*** Block opens ***

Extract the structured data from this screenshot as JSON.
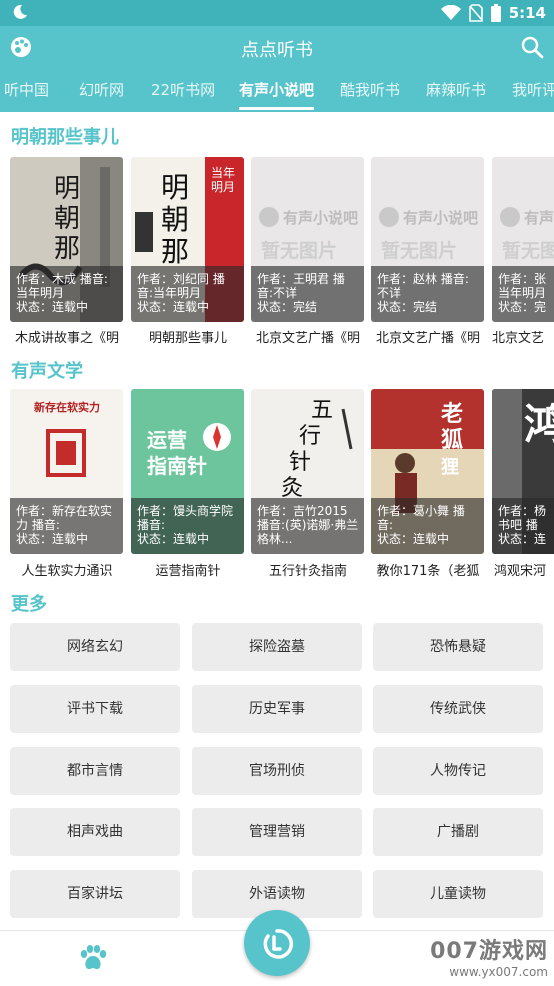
{
  "status": {
    "time": "5:14"
  },
  "appbar": {
    "title": "点点听书"
  },
  "tabs": [
    {
      "label": "听中国"
    },
    {
      "label": "幻听网"
    },
    {
      "label": "22听书网"
    },
    {
      "label": "有声小说吧"
    },
    {
      "label": "酷我听书"
    },
    {
      "label": "麻辣听书"
    },
    {
      "label": "我听评"
    }
  ],
  "sections": {
    "ming": {
      "title": "明朝那些事儿",
      "items": [
        {
          "l1": "作者：木成 播音:",
          "l2": "当年明月",
          "l3": "状态：连载中",
          "name": "木成讲故事之《明",
          "placeholder": ""
        },
        {
          "l1": "作者：刘纪同 播",
          "l2": "音:当年明月",
          "l3": "状态：连载中",
          "name": "明朝那些事儿",
          "placeholder": ""
        },
        {
          "l1": "作者：王明君 播",
          "l2": "音:不详",
          "l3": "状态：完结",
          "name": "北京文艺广播《明",
          "placeholder": "有声小说吧|暂无图片"
        },
        {
          "l1": "作者：赵林 播音:",
          "l2": "不详",
          "l3": "状态：完结",
          "name": "北京文艺广播《明",
          "placeholder": "有声小说吧|暂无图片"
        },
        {
          "l1": "作者：张",
          "l2": "当年明月",
          "l3": "状态：完",
          "name": "北京文艺",
          "placeholder": "有声小说吧|暂无图片"
        }
      ]
    },
    "wenxue": {
      "title": "有声文学",
      "items": [
        {
          "l1": "作者：新存在软实",
          "l2": "力 播音:",
          "l3": "状态：连载中",
          "name": "人生软实力通识"
        },
        {
          "l1": "作者：馒头商学院",
          "l2": "播音:",
          "l3": "状态：连载中",
          "name": "运营指南针"
        },
        {
          "l1": "作者：吉竹2015",
          "l2": "播音:(英)诺娜·弗兰",
          "l3": "格林...",
          "name": "五行针灸指南"
        },
        {
          "l1": "作者：葛小舞 播",
          "l2": "音:",
          "l3": "状态：连载中",
          "name": "教你171条（老狐"
        },
        {
          "l1": "作者：杨",
          "l2": "书吧 播",
          "l3": "状态：连",
          "name": "鸿观宋河"
        }
      ]
    },
    "more": {
      "title": "更多",
      "items": [
        "网络玄幻",
        "探险盗墓",
        "恐怖悬疑",
        "评书下载",
        "历史军事",
        "传统武侠",
        "都市言情",
        "官场刑侦",
        "人物传记",
        "相声戏曲",
        "管理营销",
        "广播剧",
        "百家讲坛",
        "外语读物",
        "儿童读物"
      ]
    }
  },
  "covers": {
    "wenxue0_text": "新存在软实力",
    "wenxue1_text": "运营|指南针",
    "wenxue2_text": "五行针灸",
    "wenxue3_text": "老狐狸经"
  },
  "watermark": {
    "big": "007游戏网",
    "small": "www.yx007.com"
  },
  "colors": {
    "accent": "#56c4ca",
    "statusbar": "#3fb3b9"
  }
}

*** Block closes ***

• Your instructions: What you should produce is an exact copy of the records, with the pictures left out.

• The answer:
Extract the structured data from this screenshot as JSON.
{
  "status": {
    "time": "5:14"
  },
  "appbar": {
    "title": "点点听书"
  },
  "tabs": [
    {
      "label": "听中国"
    },
    {
      "label": "幻听网"
    },
    {
      "label": "22听书网"
    },
    {
      "label": "有声小说吧"
    },
    {
      "label": "酷我听书"
    },
    {
      "label": "麻辣听书"
    },
    {
      "label": "我听评"
    }
  ],
  "sections": {
    "ming": {
      "title": "明朝那些事儿",
      "items": [
        {
          "l1": "作者：木成 播音:",
          "l2": "当年明月",
          "l3": "状态：连载中",
          "name": "木成讲故事之《明",
          "placeholder": ""
        },
        {
          "l1": "作者：刘纪同 播",
          "l2": "音:当年明月",
          "l3": "状态：连载中",
          "name": "明朝那些事儿",
          "placeholder": ""
        },
        {
          "l1": "作者：王明君 播",
          "l2": "音:不详",
          "l3": "状态：完结",
          "name": "北京文艺广播《明",
          "placeholder": "有声小说吧|暂无图片"
        },
        {
          "l1": "作者：赵林 播音:",
          "l2": "不详",
          "l3": "状态：完结",
          "name": "北京文艺广播《明",
          "placeholder": "有声小说吧|暂无图片"
        },
        {
          "l1": "作者：张",
          "l2": "当年明月",
          "l3": "状态：完",
          "name": "北京文艺",
          "placeholder": "有声小说吧|暂无图片"
        }
      ]
    },
    "wenxue": {
      "title": "有声文学",
      "items": [
        {
          "l1": "作者：新存在软实",
          "l2": "力 播音:",
          "l3": "状态：连载中",
          "name": "人生软实力通识"
        },
        {
          "l1": "作者：馒头商学院",
          "l2": "播音:",
          "l3": "状态：连载中",
          "name": "运营指南针"
        },
        {
          "l1": "作者：吉竹2015",
          "l2": "播音:(英)诺娜·弗兰",
          "l3": "格林...",
          "name": "五行针灸指南"
        },
        {
          "l1": "作者：葛小舞 播",
          "l2": "音:",
          "l3": "状态：连载中",
          "name": "教你171条（老狐"
        },
        {
          "l1": "作者：杨",
          "l2": "书吧 播",
          "l3": "状态：连",
          "name": "鸿观宋河"
        }
      ]
    },
    "more": {
      "title": "更多",
      "items": [
        "网络玄幻",
        "探险盗墓",
        "恐怖悬疑",
        "评书下载",
        "历史军事",
        "传统武侠",
        "都市言情",
        "官场刑侦",
        "人物传记",
        "相声戏曲",
        "管理营销",
        "广播剧",
        "百家讲坛",
        "外语读物",
        "儿童读物"
      ]
    }
  },
  "covers": {
    "wenxue0_text": "新存在软实力",
    "wenxue1_text": "运营|指南针",
    "wenxue2_text": "五行针灸",
    "wenxue3_text": "老狐狸经"
  },
  "watermark": {
    "big": "007游戏网",
    "small": "www.yx007.com"
  },
  "colors": {
    "accent": "#56c4ca",
    "statusbar": "#3fb3b9"
  }
}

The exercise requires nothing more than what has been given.